* **WHAT NEEDS TO BE DONE**:
Set the following entries down again exactly, line by line.

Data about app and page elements
▬▬▬

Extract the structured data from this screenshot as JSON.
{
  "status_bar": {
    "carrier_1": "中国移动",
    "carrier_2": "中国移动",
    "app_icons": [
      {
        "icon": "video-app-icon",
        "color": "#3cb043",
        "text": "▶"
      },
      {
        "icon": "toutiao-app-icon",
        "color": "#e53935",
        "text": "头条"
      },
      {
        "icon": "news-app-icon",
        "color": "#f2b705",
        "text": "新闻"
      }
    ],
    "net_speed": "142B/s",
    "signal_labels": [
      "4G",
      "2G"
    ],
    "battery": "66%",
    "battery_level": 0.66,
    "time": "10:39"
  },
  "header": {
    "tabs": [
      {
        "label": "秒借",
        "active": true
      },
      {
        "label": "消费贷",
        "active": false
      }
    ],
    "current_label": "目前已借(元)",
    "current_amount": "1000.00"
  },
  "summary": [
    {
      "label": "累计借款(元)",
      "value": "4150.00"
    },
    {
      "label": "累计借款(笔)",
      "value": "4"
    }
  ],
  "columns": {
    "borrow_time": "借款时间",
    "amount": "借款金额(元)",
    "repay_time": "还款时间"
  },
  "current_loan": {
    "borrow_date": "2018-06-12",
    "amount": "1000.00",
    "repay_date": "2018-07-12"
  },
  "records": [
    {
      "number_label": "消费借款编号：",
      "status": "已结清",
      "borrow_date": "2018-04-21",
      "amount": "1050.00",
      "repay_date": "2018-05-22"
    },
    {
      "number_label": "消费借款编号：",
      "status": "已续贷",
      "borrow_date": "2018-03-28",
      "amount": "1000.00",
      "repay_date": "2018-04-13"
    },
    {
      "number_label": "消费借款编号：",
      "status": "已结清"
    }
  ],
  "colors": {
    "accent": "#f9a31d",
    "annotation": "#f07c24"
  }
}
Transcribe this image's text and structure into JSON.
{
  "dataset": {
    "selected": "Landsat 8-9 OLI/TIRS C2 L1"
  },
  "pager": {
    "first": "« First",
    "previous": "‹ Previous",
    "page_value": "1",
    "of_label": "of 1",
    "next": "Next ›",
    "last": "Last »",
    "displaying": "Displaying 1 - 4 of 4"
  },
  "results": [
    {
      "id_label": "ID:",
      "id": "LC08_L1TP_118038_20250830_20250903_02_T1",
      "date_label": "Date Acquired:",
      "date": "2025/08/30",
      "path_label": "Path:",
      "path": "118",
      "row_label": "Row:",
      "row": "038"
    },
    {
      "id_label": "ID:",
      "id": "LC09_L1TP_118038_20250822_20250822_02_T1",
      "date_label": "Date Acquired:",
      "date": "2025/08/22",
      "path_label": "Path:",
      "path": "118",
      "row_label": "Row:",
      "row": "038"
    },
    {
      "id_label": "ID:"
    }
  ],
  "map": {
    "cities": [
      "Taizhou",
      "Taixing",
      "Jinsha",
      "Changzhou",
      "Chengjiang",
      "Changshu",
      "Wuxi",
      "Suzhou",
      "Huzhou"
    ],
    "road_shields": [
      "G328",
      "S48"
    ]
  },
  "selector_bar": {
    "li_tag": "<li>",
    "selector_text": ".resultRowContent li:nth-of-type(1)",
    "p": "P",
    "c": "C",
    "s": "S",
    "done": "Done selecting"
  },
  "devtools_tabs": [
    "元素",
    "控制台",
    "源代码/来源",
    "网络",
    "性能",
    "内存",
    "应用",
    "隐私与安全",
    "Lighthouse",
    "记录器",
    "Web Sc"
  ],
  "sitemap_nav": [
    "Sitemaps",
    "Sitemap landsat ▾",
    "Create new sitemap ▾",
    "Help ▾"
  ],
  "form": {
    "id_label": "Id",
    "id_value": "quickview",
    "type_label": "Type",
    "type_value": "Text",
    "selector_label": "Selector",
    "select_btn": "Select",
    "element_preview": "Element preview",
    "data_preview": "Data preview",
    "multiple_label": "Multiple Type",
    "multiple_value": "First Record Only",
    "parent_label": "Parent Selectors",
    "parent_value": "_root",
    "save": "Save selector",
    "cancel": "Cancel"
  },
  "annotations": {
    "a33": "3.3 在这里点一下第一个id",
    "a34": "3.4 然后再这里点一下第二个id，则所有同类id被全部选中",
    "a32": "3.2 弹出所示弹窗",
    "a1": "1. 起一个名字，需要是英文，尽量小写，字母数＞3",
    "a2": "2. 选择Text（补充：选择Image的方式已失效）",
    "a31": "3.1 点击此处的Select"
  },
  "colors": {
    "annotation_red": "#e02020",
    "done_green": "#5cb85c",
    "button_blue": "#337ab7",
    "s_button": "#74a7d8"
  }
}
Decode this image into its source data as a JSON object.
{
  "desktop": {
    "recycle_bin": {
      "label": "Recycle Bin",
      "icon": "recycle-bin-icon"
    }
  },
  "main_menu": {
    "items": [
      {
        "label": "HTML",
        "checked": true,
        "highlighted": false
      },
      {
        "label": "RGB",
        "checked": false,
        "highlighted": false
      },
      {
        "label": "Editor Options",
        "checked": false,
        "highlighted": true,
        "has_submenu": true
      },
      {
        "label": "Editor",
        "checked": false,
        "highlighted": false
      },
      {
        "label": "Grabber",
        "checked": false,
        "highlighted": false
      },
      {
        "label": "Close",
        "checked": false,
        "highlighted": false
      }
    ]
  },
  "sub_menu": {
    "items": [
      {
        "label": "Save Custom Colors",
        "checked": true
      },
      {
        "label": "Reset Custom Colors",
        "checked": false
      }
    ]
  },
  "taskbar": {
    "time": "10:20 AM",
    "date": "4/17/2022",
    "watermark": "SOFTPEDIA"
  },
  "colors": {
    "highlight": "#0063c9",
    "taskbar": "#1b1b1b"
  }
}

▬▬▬

* **WRITTEN RESPONSE**:
Extract the structured data from this screenshot as JSON.
{
  "status_bar": {
    "carrier_1": "中国移动",
    "carrier_2": "中国移动",
    "app_icons": [
      {
        "icon": "video-app-icon",
        "color": "#3cb043",
        "text": "▶"
      },
      {
        "icon": "toutiao-app-icon",
        "color": "#e53935",
        "text": "头条"
      },
      {
        "icon": "news-app-icon",
        "color": "#f2b705",
        "text": "新闻"
      }
    ],
    "net_speed": "142B/s",
    "signal_labels": [
      "4G",
      "2G"
    ],
    "battery": "66%",
    "battery_level": 0.66,
    "time": "10:39"
  },
  "header": {
    "tabs": [
      {
        "label": "秒借",
        "active": true
      },
      {
        "label": "消费贷",
        "active": false
      }
    ],
    "current_label": "目前已借(元)",
    "current_amount": "1000.00"
  },
  "summary": [
    {
      "label": "累计借款(元)",
      "value": "4150.00"
    },
    {
      "label": "累计借款(笔)",
      "value": "4"
    }
  ],
  "columns": {
    "borrow_time": "借款时间",
    "amount": "借款金额(元)",
    "repay_time": "还款时间"
  },
  "current_loan": {
    "borrow_date": "2018-06-12",
    "amount": "1000.00",
    "repay_date": "2018-07-12"
  },
  "records": [
    {
      "number_label": "消费借款编号：",
      "status": "已结清",
      "borrow_date": "2018-04-21",
      "amount": "1050.00",
      "repay_date": "2018-05-22"
    },
    {
      "number_label": "消费借款编号：",
      "status": "已续贷",
      "borrow_date": "2018-03-28",
      "amount": "1000.00",
      "repay_date": "2018-04-13"
    },
    {
      "number_label": "消费借款编号：",
      "status": "已结清"
    }
  ],
  "colors": {
    "accent": "#f9a31d",
    "annotation": "#f07c24"
  }
}
Transcribe this image's text and structure into JSON.
{
  "dataset": {
    "selected": "Landsat 8-9 OLI/TIRS C2 L1"
  },
  "pager": {
    "first": "« First",
    "previous": "‹ Previous",
    "page_value": "1",
    "of_label": "of 1",
    "next": "Next ›",
    "last": "Last »",
    "displaying": "Displaying 1 - 4 of 4"
  },
  "results": [
    {
      "id_label": "ID:",
      "id": "LC08_L1TP_118038_20250830_20250903_02_T1",
      "date_label": "Date Acquired:",
      "date": "2025/08/30",
      "path_label": "Path:",
      "path": "118",
      "row_label": "Row:",
      "row": "038"
    },
    {
      "id_label": "ID:",
      "id": "LC09_L1TP_118038_20250822_20250822_02_T1",
      "date_label": "Date Acquired:",
      "date": "2025/08/22",
      "path_label": "Path:",
      "path": "118",
      "row_label": "Row:",
      "row": "038"
    },
    {
      "id_label": "ID:"
    }
  ],
  "map": {
    "cities": [
      "Taizhou",
      "Taixing",
      "Jinsha",
      "Changzhou",
      "Chengjiang",
      "Changshu",
      "Wuxi",
      "Suzhou",
      "Huzhou"
    ],
    "road_shields": [
      "G328",
      "S48"
    ]
  },
  "selector_bar": {
    "li_tag": "<li>",
    "selector_text": ".resultRowContent li:nth-of-type(1)",
    "p": "P",
    "c": "C",
    "s": "S",
    "done": "Done selecting"
  },
  "devtools_tabs": [
    "元素",
    "控制台",
    "源代码/来源",
    "网络",
    "性能",
    "内存",
    "应用",
    "隐私与安全",
    "Lighthouse",
    "记录器",
    "Web Sc"
  ],
  "sitemap_nav": [
    "Sitemaps",
    "Sitemap landsat ▾",
    "Create new sitemap ▾",
    "Help ▾"
  ],
  "form": {
    "id_label": "Id",
    "id_value": "quickview",
    "type_label": "Type",
    "type_value": "Text",
    "selector_label": "Selector",
    "select_btn": "Select",
    "element_preview": "Element preview",
    "data_preview": "Data preview",
    "multiple_label": "Multiple Type",
    "multiple_value": "First Record Only",
    "parent_label": "Parent Selectors",
    "parent_value": "_root",
    "save": "Save selector",
    "cancel": "Cancel"
  },
  "annotations": {
    "a33": "3.3 在这里点一下第一个id",
    "a34": "3.4 然后再这里点一下第二个id，则所有同类id被全部选中",
    "a32": "3.2 弹出所示弹窗",
    "a1": "1. 起一个名字，需要是英文，尽量小写，字母数＞3",
    "a2": "2. 选择Text（补充：选择Image的方式已失效）",
    "a31": "3.1 点击此处的Select"
  },
  "colors": {
    "annotation_red": "#e02020",
    "done_green": "#5cb85c",
    "button_blue": "#337ab7",
    "s_button": "#74a7d8"
  }
}
Decode this image into its source data as a JSON object.
{
  "desktop": {
    "recycle_bin": {
      "label": "Recycle Bin",
      "icon": "recycle-bin-icon"
    }
  },
  "main_menu": {
    "items": [
      {
        "label": "HTML",
        "checked": true,
        "highlighted": false
      },
      {
        "label": "RGB",
        "checked": false,
        "highlighted": false
      },
      {
        "label": "Editor Options",
        "checked": false,
        "highlighted": true,
        "has_submenu": true
      },
      {
        "label": "Editor",
        "checked": false,
        "highlighted": false
      },
      {
        "label": "Grabber",
        "checked": false,
        "highlighted": false
      },
      {
        "label": "Close",
        "checked": false,
        "highlighted": false
      }
    ]
  },
  "sub_menu": {
    "items": [
      {
        "label": "Save Custom Colors",
        "checked": true
      },
      {
        "label": "Reset Custom Colors",
        "checked": false
      }
    ]
  },
  "taskbar": {
    "time": "10:20 AM",
    "date": "4/17/2022",
    "watermark": "SOFTPEDIA"
  },
  "colors": {
    "highlight": "#0063c9",
    "taskbar": "#1b1b1b"
  }
}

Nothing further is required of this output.